When the world gets closer.

We help you see farther.

Sign up to our expressly international daily newsletter.

Already a subscriber? Log in .

You've reached your limit of one free article.

Get unlimited access to Worldcrunch

You can cancel anytime .


Exclusive International news coverage

Ad-free experience NEW

Weekly digital Magazine NEW

9 daily & weekly Newsletters

Access to Worldcrunch archives

Free trial

30-days free access, then $2.90
per month.

Annual Access BEST VALUE

$19.90 per year, save $14.90 compared to monthly billing.save $14.90.

Subscribe to Worldcrunch

The Japanese Bookshop That Sells Just One Title A Week

Tokyo's Morioka Shoten Ginza bookshop
Tokyo's Morioka Shoten Ginza bookshop
Jonas Pulver

TOKYO — It's a bit further away from the bigger stores in Tokyo's Ginza district. Between the sake bars, along the tall towers that watch day and night over the Sumida River, a quiet art gallery hosts large, abstract paintings. And across the street from a shop for urban bikes with monochromatic frames is a bare storefront, where the door is ajar. It's 20 square meters at the most, with a bench, a chest of drawers for a counter and a wooden easel. On it is one open book. Just one. Welcome to Morioka Shoten Ginza, a minimalist bookshop.

Actually, on this day two other paperback formats supplement the stock, a trio of titles by Japanese novelist and poet Sakae Tsuboi (1899 — 1967). The graphic designer and the publisher are here, wrapped in their black cloaks with their ink-colored hair. The narrowness of the space is cozy, and they talk about the choice of paper, font and the plastic quality of the texts. I stay an hour. Another author will take the place of this one next week. That's the cycle founder Yoshiyuki Morioka has maintained since she opened the space a few months ago.

In front of the Morioka Shoten Ginza bookshop — Source: Google Street View screenshot

When a friend told me about it, I immediately wanted to go there. Normally I spend my time in shopping malls and 10-story bookstores. I'm a child of the multiplex era, a touchscreen enthusiast, I'm addicted to e-books bought with a single click, I'm a Spotify listener and Netflix watcher. But I felt somewhat moved by this single book offer.

The Morioka bookshop is a poignant commentary, a counterpoint to the idea that larger offerings are synonymous with greater freedom. I'm not saying I'm going to give up the kilometers of store departments or the information highway. But too many choices can themselves be a form of imprisonment. If I buy a bad book, I can only blame myself. After all, I should have chosen better.

At Morioka, the extreme of limited choice underlines another freedom: coming back the following week, discussing, debating, criticizing, appreciating, congratulating, questioning, exchanging, meeting.

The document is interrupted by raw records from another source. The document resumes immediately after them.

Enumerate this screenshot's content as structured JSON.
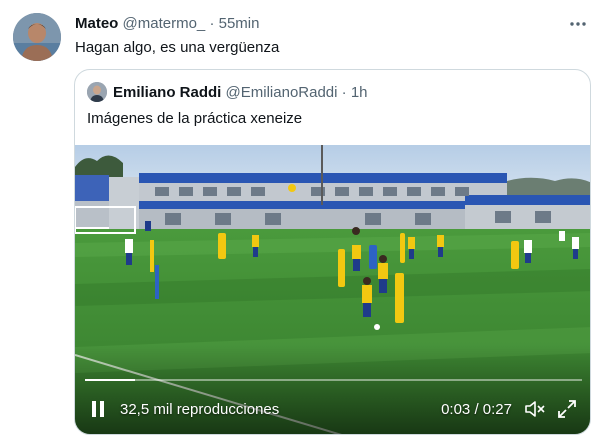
{
  "tweet": {
    "author_name": "Mateo",
    "author_handle": "@matermo_",
    "separator": "·",
    "time": "55min",
    "text": "Hagan algo, es una vergüenza"
  },
  "quoted": {
    "author_name": "Emiliano Raddi",
    "author_handle": "@EmilianoRaddi",
    "separator": "·",
    "time": "1h",
    "text": "Imágenes de la práctica xeneize"
  },
  "video": {
    "views": "32,5 mil reproducciones",
    "time_current": "0:03",
    "time_separator": "/",
    "time_total": "0:27",
    "progress_fraction": 0.1
  },
  "icons": {
    "more": "more-options-icon",
    "play_state": "pause-icon",
    "mute": "mute-icon",
    "fullscreen": "fullscreen-icon"
  },
  "colors": {
    "text": "#0f1419",
    "muted": "#536471",
    "border": "#cfd9de",
    "pitch": "#3f8b35",
    "kit_yellow": "#f2c811",
    "building_blue": "#2a56b3"
  }
}
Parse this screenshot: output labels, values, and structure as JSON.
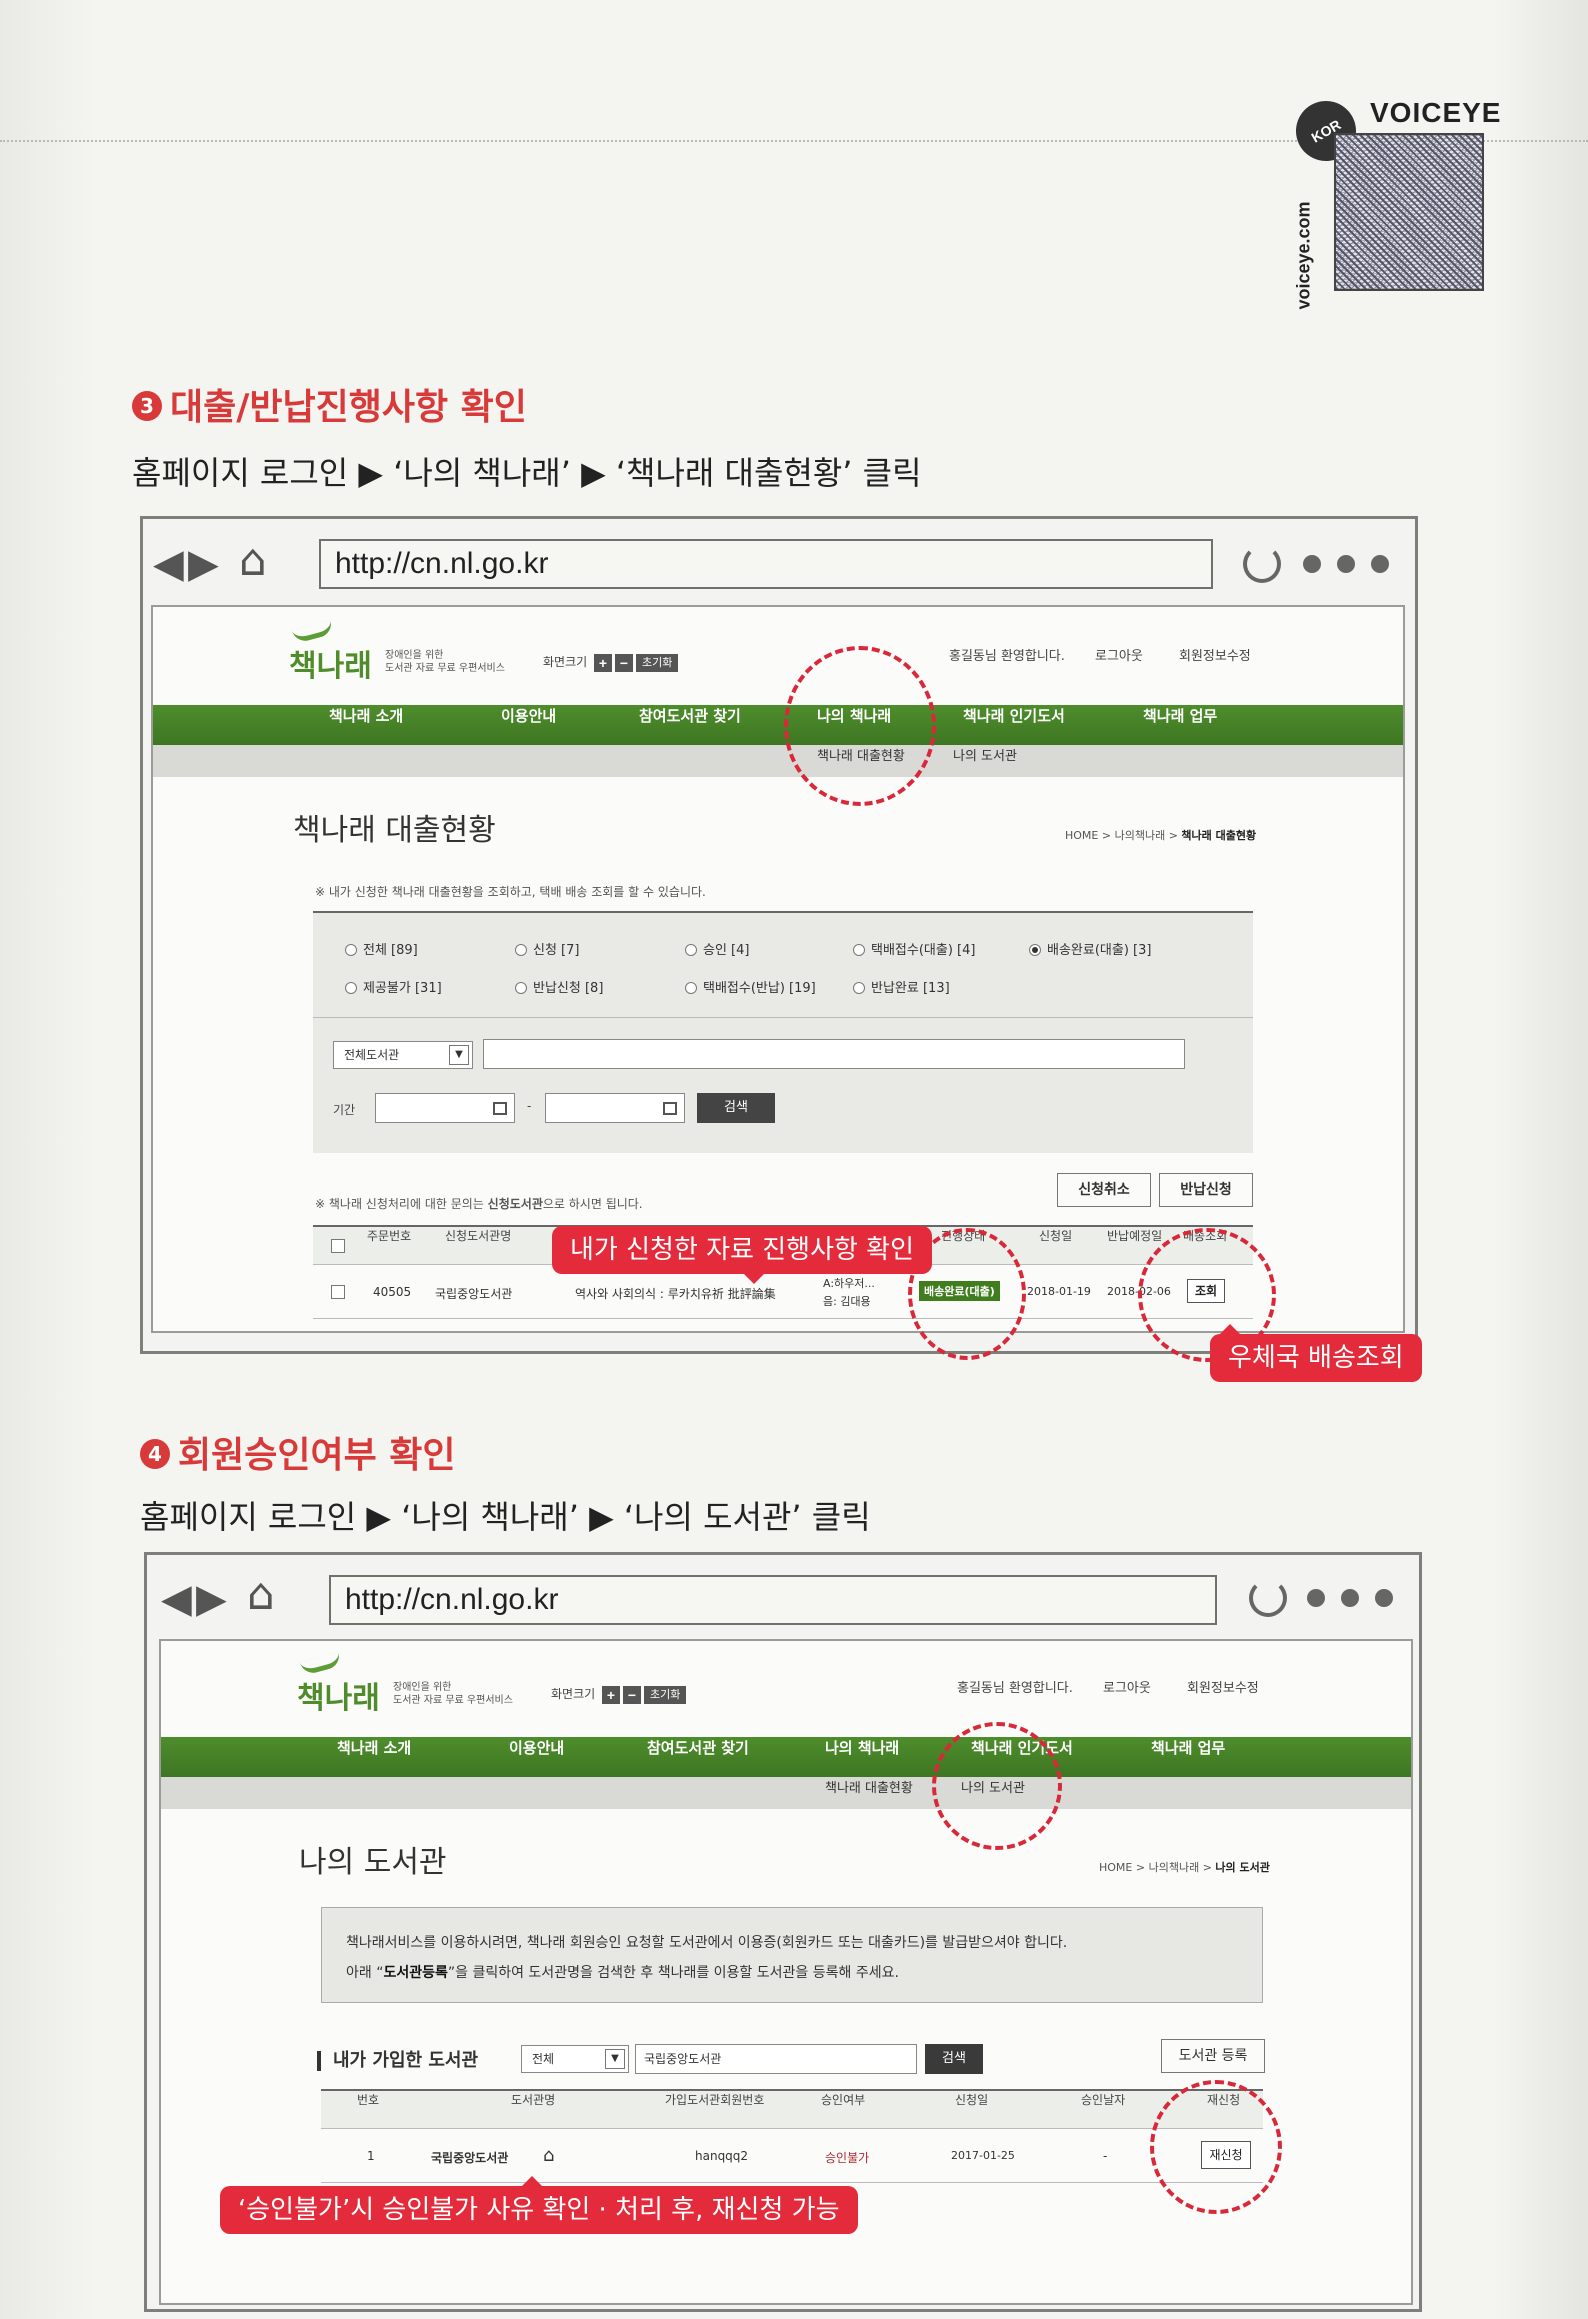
{
  "voiceye": {
    "brand": "VOICEYE",
    "side_text": "voiceye.com",
    "badge": "KOR"
  },
  "section3": {
    "num": "3",
    "title": "대출/반납진행사항 확인",
    "instruction": "홈페이지 로그인 ▶ ‘나의 책나래’ ▶ ‘책나래 대출현황’ 클릭",
    "url": "http://cn.nl.go.kr",
    "site": {
      "logo": "책나래",
      "tagline1": "장애인을 위한",
      "tagline2": "도서관 자료 무료 우편서비스",
      "fontsize_label": "화면크기",
      "plus": "+",
      "minus": "−",
      "reset": "초기화",
      "welcome": "홍길동님 환영합니다.",
      "logout": "로그아웃",
      "edit_info": "회원정보수정",
      "nav": [
        "책나래 소개",
        "이용안내",
        "참여도서관 찾기",
        "나의 책나래",
        "책나래 인기도서",
        "책나래 업무"
      ],
      "subnav": [
        "책나래 대출현황",
        "나의 도서관"
      ]
    },
    "page_title": "책나래 대출현황",
    "breadcrumb": {
      "home": "HOME",
      "mid": "나의책나래",
      "current": "책나래 대출현황"
    },
    "notice": "※ 내가 신청한 책나래 대출현황을 조회하고, 택배 배송 조회를 할 수 있습니다.",
    "radios": [
      "전체 [89]",
      "신청 [7]",
      "승인 [4]",
      "택배접수(대출) [4]",
      "배송완료(대출) [3]",
      "제공불가 [31]",
      "반납신청 [8]",
      "택배접수(반납) [19]",
      "반납완료 [13]"
    ],
    "library_select": "전체도서관",
    "period_label": "기간",
    "search_btn": "검색",
    "inquiry_note_pre": "※ 책나래 신청처리에 대한 문의는 ",
    "inquiry_note_bold": "신청도서관",
    "inquiry_note_post": "으로 하시면 됩니다.",
    "cancel_btn": "신청취소",
    "return_btn": "반납신청",
    "table_headers": [
      "주문번호",
      "신청도서관명",
      "진행상태",
      "신청일",
      "반납예정일",
      "배송조회"
    ],
    "row": {
      "order_no": "40505",
      "library": "국립중앙도서관",
      "title": "역사와 사회의식 : 루카치유祈 批評論集",
      "author1": "A:하우저...",
      "author2": "음: 김대용",
      "status": "배송완료(대출)",
      "apply_date": "2018-01-19",
      "return_date": "2018-02-06",
      "track_btn": "조회"
    },
    "callout_progress": "내가 신청한 자료 진행사항 확인",
    "callout_delivery": "우체국 배송조회"
  },
  "section4": {
    "num": "4",
    "title": "회원승인여부 확인",
    "instruction": "홈페이지 로그인 ▶ ‘나의 책나래’ ▶ ‘나의 도서관’ 클릭",
    "url": "http://cn.nl.go.kr",
    "page_title": "나의 도서관",
    "breadcrumb": {
      "home": "HOME",
      "mid": "나의책나래",
      "current": "나의 도서관"
    },
    "info_line1": "책나래서비스를 이용하시려면, 책나래 회원승인 요청할 도서관에서 이용증(회원카드 또는 대출카드)를 발급받으셔야 합니다.",
    "info_line2_pre": "아래 “",
    "info_line2_bold": "도서관등록",
    "info_line2_post": "”을 클릭하여 도서관명을 검색한 후 책나래를 이용할 도서관을 등록해 주세요.",
    "joined_label": "내가 가입한 도서관",
    "filter_select": "전체",
    "search_value": "국립중앙도서관",
    "search_btn": "검색",
    "register_btn": "도서관 등록",
    "table_headers": [
      "번호",
      "도서관명",
      "가입도서관회원번호",
      "승인여부",
      "신청일",
      "승인날자",
      "재신청"
    ],
    "row": {
      "no": "1",
      "library": "국립중앙도서관",
      "member_no": "hanqqq2",
      "approval": "승인불가",
      "apply_date": "2017-01-25",
      "approved_date": "-",
      "reapply_btn": "재신청"
    },
    "callout_reapply": "‘승인불가’시 승인불가 사유 확인 · 처리 후, 재신청 가능"
  }
}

On my way home, I had a book in my bag by an author I knew nothing about writing on a topic that I wasn't particularly drawn to — and in a language that is still complicated for me. I took a deep breath and smiled, alone, under the Tokyo lights.

You've reached your limit of free articles.

To read the full story, start your free trial today.

Get unlimited access. Cancel anytime.

Exclusive coverage from the world's top sources, in English for the first time.

Insights from the widest range of perspectives, languages and countries.


How A Xi Jinping Dinner In San Francisco May Have Sealed Mastercard's Arrival In China

The credit giant becomes only the second player after American Express to be allowed to set up a bank card-clearing RMB operation in mainland China.

Photo of a hand holding a phone displaying an Union Pay logo, with a Mastercard VISA logo in the background of the photo.

Mastercard has just been granted a bank card clearing license in China.

Liu Qianshan


It appears that one of the biggest beneficiaries from Chinese President Xi Jinping's visit to San Francisco was Mastercard.

The U.S. credit card giant has since secured eagerly anticipated approval to expand in China's massive financial sector, having finally obtained long sought approval from China's central bank and financial regulatory authorities to initiate a bank card business in China through its joint venture with its new Chinese partner.

For the latest news & views from every corner of the world, Worldcrunch Today is the only truly international newsletter. Sign up here.

Through a joint venture in China between Mastercard and China's NetsUnion Clearing Corporation, dubbed Mastercard NUCC, it has officially entered mainland China as an RMB currency clearing organization. It's only the second foreign business of its kind to do so following American Express in 2020.

The Wall Street Journal has reported that the development is linked to Chinese President Xi Jinping's meeting on Nov. 15 with U.S. President Joe Biden in San Francisco, part of a two-day visit that also included dinner that Xi had with U.S. business executives.

Keep reading...Show less

The latest